While attending a local college he wrote for a black newspaper and was a Billboard stringer. He also climbed the freelance ladder, by bringing his cultural sensibility to articles on black artists and black sounds, including the explosive hip-hop scene. City Kid puts the reader at the pulsating fault line of the seismic shakeup of black movies and music in the 1980s and 1990s. It also has quiet virtues—including the joy of discovery through reading and writing.
Life with father
Pop culture critic Joe Queenan can get goofy: he once wrote about spending a day talking like Yoda; for a piece on becoming Mickey Rourke, he didn’t bathe for a week. Funny and fearless—and often vitriolic—Queenan reveals how he developed his thick skin in Closing Time, a dark story of emotional survival.
His was an Irish-Catholic childhood, in a Philadelphia housing project in the 1960s. Poverty was a challenge, but Queenan’s father was the true nightmare. A man in perpetual rage, he went from job to job (13 in a single year) and drink to drink, and often came at his children with a belt. Even after they’d retreated to their beds, Queenan and his sisters endured sleepless nights—fearing their father’s destructive behavior would result in setting the house on fire. The public library and the bookmobile provided escape. Still, Queenan sought his father’s love and acceptance. A botched suicide attempt changed all that. Why, he wondered, had he tried so hard for approval from such a person?
Queenan’s father went on to attend Alcoholics Anonymous meetings and, in one of the group’s famous steps, sought to make amends. Though Queenan shook his father’s hand, he also wrote an opinion article for Newsweek entitled, “Too Late to Say ‘I’m Sorry.’” As anyone who reads Queenan’s writing knows, he’s not into clemency.
Ready for some sunshine? In A Little Bit Wicked: Life, Love, and Faith in Stages, the petite, perfection-driven Kristin Chenoweth—known for starring in Broadway’s Wicked, and for appearances on TV shows including “The West Wing” and “Pushing Daisies”—shares her plus-size story of show business fame.
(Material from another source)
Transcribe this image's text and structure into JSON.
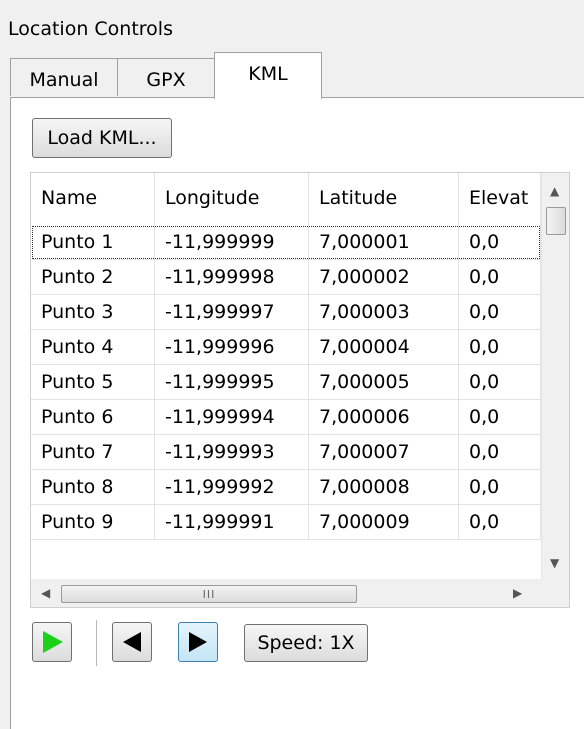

Written with Joni Rodgers (herself a gifted memoirist), Chenoweth’s lively, chatty story reveals how faith and family have held her together, offers tips on succeeding in show business, lists the questions she plans to ask God when she meets him (including, “Who is the sadistic genius behind cellulite?”) and shares several shock-and-awe recipes, including one for her “No Calorie Left Behind Butterfinger Pie.” A sweet touch if ever there was one.